Segment Start: ENTRIES PROVIDED

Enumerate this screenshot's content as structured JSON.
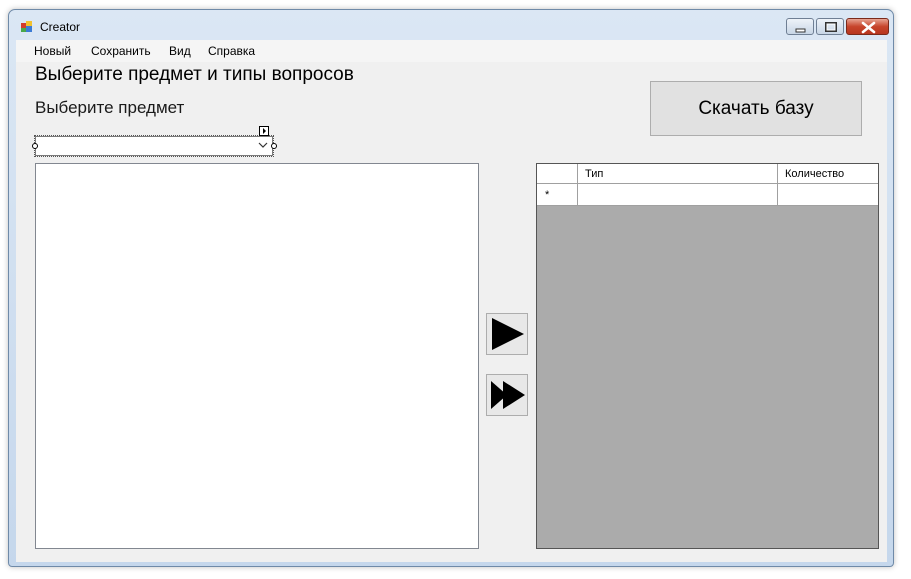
{
  "window": {
    "title": "Creator"
  },
  "menu": {
    "items": [
      "Новый",
      "Сохранить",
      "Вид",
      "Справка"
    ]
  },
  "form": {
    "heading": "Выберите предмет и типы вопросов",
    "subject_label": "Выберите предмет",
    "subject_combo_value": "",
    "download_button": "Скачать базу",
    "add_button_icon": "play-arrow-icon",
    "add_all_button_icon": "fast-forward-icon"
  },
  "grid": {
    "columns": [
      "Тип",
      "Количество"
    ],
    "new_row_marker": "*"
  },
  "colors": {
    "client_background": "#f0f0f0",
    "grid_background": "#ababab",
    "close_button": "#c7452c"
  }
}
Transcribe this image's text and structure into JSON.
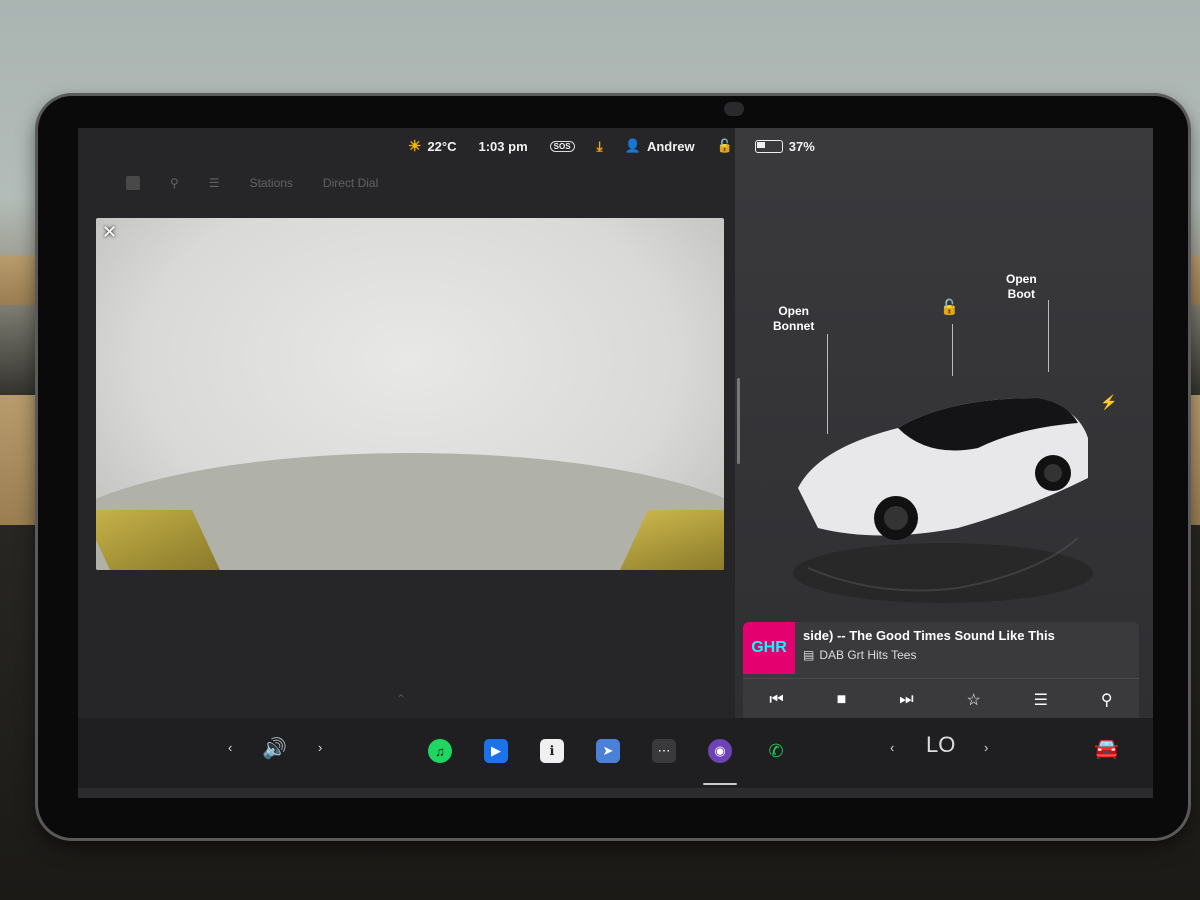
{
  "status": {
    "temperature": "22°C",
    "time": "1:03 pm",
    "sos": "SOS",
    "user": "Andrew",
    "battery_percent": "37%",
    "battery_level": 0.37
  },
  "nav_faded": {
    "tab1": "Stations",
    "tab2": "Direct Dial"
  },
  "car": {
    "open_bonnet": [
      "Open",
      "Bonnet"
    ],
    "open_boot": [
      "Open",
      "Boot"
    ]
  },
  "media": {
    "art_text": "GHR",
    "song_title": "side) -- The Good Times Sound Like This",
    "station": "DAB Grt Hits Tees"
  },
  "climate": {
    "temp_label": "LO"
  },
  "colors": {
    "spotify": "#1ed760",
    "zoom": "#1a73e8",
    "phone": "#22cc55",
    "art_bg": "#e4006e"
  }
}
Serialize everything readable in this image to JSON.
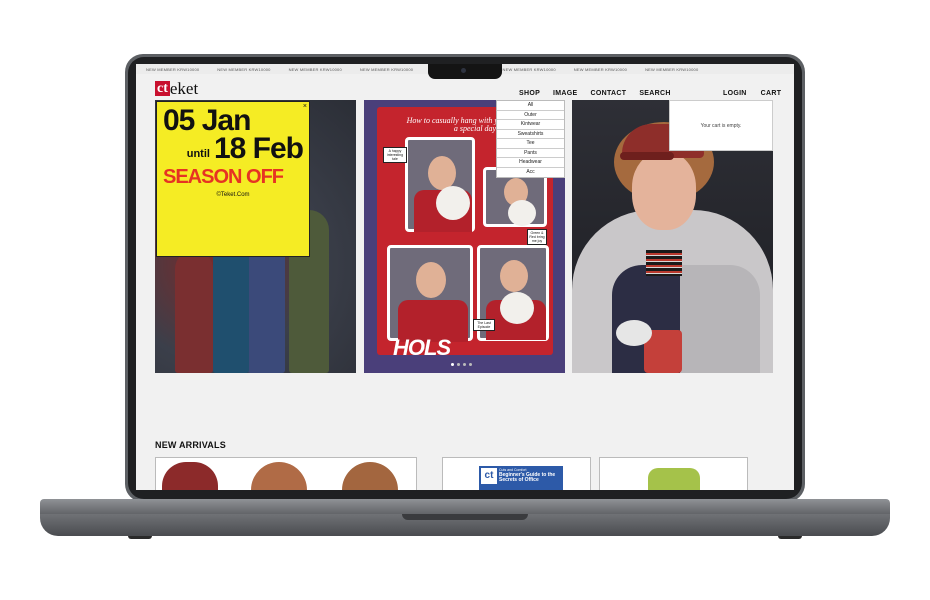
{
  "ticker": {
    "items": [
      "NEW MEMBER KRW10000",
      "NEW MEMBER KRW10000",
      "NEW MEMBER KRW10000",
      "NEW MEMBER KRW10000",
      "NEW MEMBER KRW10000",
      "NEW MEMBER KRW10000",
      "NEW MEMBER KRW10000",
      "NEW MEMBER KRW10000"
    ]
  },
  "brand": {
    "logo_mark": "ct",
    "logo_text": "eket"
  },
  "nav": {
    "shop": "SHOP",
    "image": "IMAGE",
    "contact": "CONTACT",
    "search": "SEARCH",
    "login": "LOGIN",
    "cart": "CART"
  },
  "shop_menu": [
    "All",
    "Outer",
    "Kintwear",
    "Sweatshirts",
    "Tee",
    "Pants",
    "Headwear",
    "Acc"
  ],
  "cart": {
    "empty_text": "Your cart is empty."
  },
  "promo": {
    "date_start": "05 Jan",
    "until": "until",
    "date_end": "18 Feb",
    "headline": "SEASON OFF",
    "copyright": "©Teket.Com",
    "close": "×"
  },
  "photobooth": {
    "title": "How to casually hang with your friends on a special day",
    "sticker1": "A happy interesting tale",
    "sticker2": "Green & Red bring me joy",
    "sticker3": "The Last Episode",
    "banner": "HOLS"
  },
  "carousel": {
    "count": 4,
    "active": 0
  },
  "new_arrivals": {
    "title": "NEW ARRIVALS",
    "book_mark": "ct",
    "book_kicker": "Cuts and Comfort",
    "book_title": "Beginner's Guide to the Secrets of Office"
  },
  "colors": {
    "accent_red": "#c8102e",
    "promo_yellow": "#f5ec24",
    "promo_red": "#e63323",
    "laptop_gray": "#5d6064"
  }
}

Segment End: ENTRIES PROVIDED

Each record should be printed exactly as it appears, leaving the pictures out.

# PROBLEM SOLUTION:
Enumerate this screenshot's content as structured JSON.
{
  "window": {
    "title": "Creator"
  },
  "menu": {
    "items": [
      "Новый",
      "Сохранить",
      "Вид",
      "Справка"
    ]
  },
  "form": {
    "heading": "Выберите предмет и типы вопросов",
    "subject_label": "Выберите предмет",
    "subject_combo_value": "",
    "download_button": "Скачать базу",
    "add_button_icon": "play-arrow-icon",
    "add_all_button_icon": "fast-forward-icon"
  },
  "grid": {
    "columns": [
      "Тип",
      "Количество"
    ],
    "new_row_marker": "*"
  },
  "colors": {
    "client_background": "#f0f0f0",
    "grid_background": "#ababab",
    "close_button": "#c7452c"
  }
}
Transcribe this image's text and structure into JSON.
{
  "status": {
    "temperature": "22°C",
    "time": "1:03 pm",
    "sos": "SOS",
    "user": "Andrew",
    "battery_percent": "37%",
    "battery_level": 0.37
  },
  "nav_faded": {
    "tab1": "Stations",
    "tab2": "Direct Dial"
  },
  "car": {
    "open_bonnet": [
      "Open",
      "Bonnet"
    ],
    "open_boot": [
      "Open",
      "Boot"
    ]
  },
  "media": {
    "art_text": "GHR",
    "song_title": "side) -- The Good Times Sound Like This",
    "station": "DAB Grt Hits Tees"
  },
  "climate": {
    "temp_label": "LO"
  },
  "colors": {
    "spotify": "#1ed760",
    "zoom": "#1a73e8",
    "phone": "#22cc55",
    "art_bg": "#e4006e"
  }
}
Serialize everything readable in this image to JSON.
{
  "ticker": {
    "items": [
      "NEW MEMBER KRW10000",
      "NEW MEMBER KRW10000",
      "NEW MEMBER KRW10000",
      "NEW MEMBER KRW10000",
      "NEW MEMBER KRW10000",
      "NEW MEMBER KRW10000",
      "NEW MEMBER KRW10000",
      "NEW MEMBER KRW10000"
    ]
  },
  "brand": {
    "logo_mark": "ct",
    "logo_text": "eket"
  },
  "nav": {
    "shop": "SHOP",
    "image": "IMAGE",
    "contact": "CONTACT",
    "search": "SEARCH",
    "login": "LOGIN",
    "cart": "CART"
  },
  "shop_menu": [
    "All",
    "Outer",
    "Kintwear",
    "Sweatshirts",
    "Tee",
    "Pants",
    "Headwear",
    "Acc"
  ],
  "cart": {
    "empty_text": "Your cart is empty."
  },
  "promo": {
    "date_start": "05 Jan",
    "until": "until",
    "date_end": "18 Feb",
    "headline": "SEASON OFF",
    "copyright": "©Teket.Com",
    "close": "×"
  },
  "photobooth": {
    "title": "How to casually hang with your friends on a special day",
    "sticker1": "A happy interesting tale",
    "sticker2": "Green & Red bring me joy",
    "sticker3": "The Last Episode",
    "banner": "HOLS"
  },
  "carousel": {
    "count": 4,
    "active": 0
  },
  "new_arrivals": {
    "title": "NEW ARRIVALS",
    "book_mark": "ct",
    "book_kicker": "Cuts and Comfort",
    "book_title": "Beginner's Guide to the Secrets of Office"
  },
  "colors": {
    "accent_red": "#c8102e",
    "promo_yellow": "#f5ec24",
    "promo_red": "#e63323",
    "laptop_gray": "#5d6064"
  }
}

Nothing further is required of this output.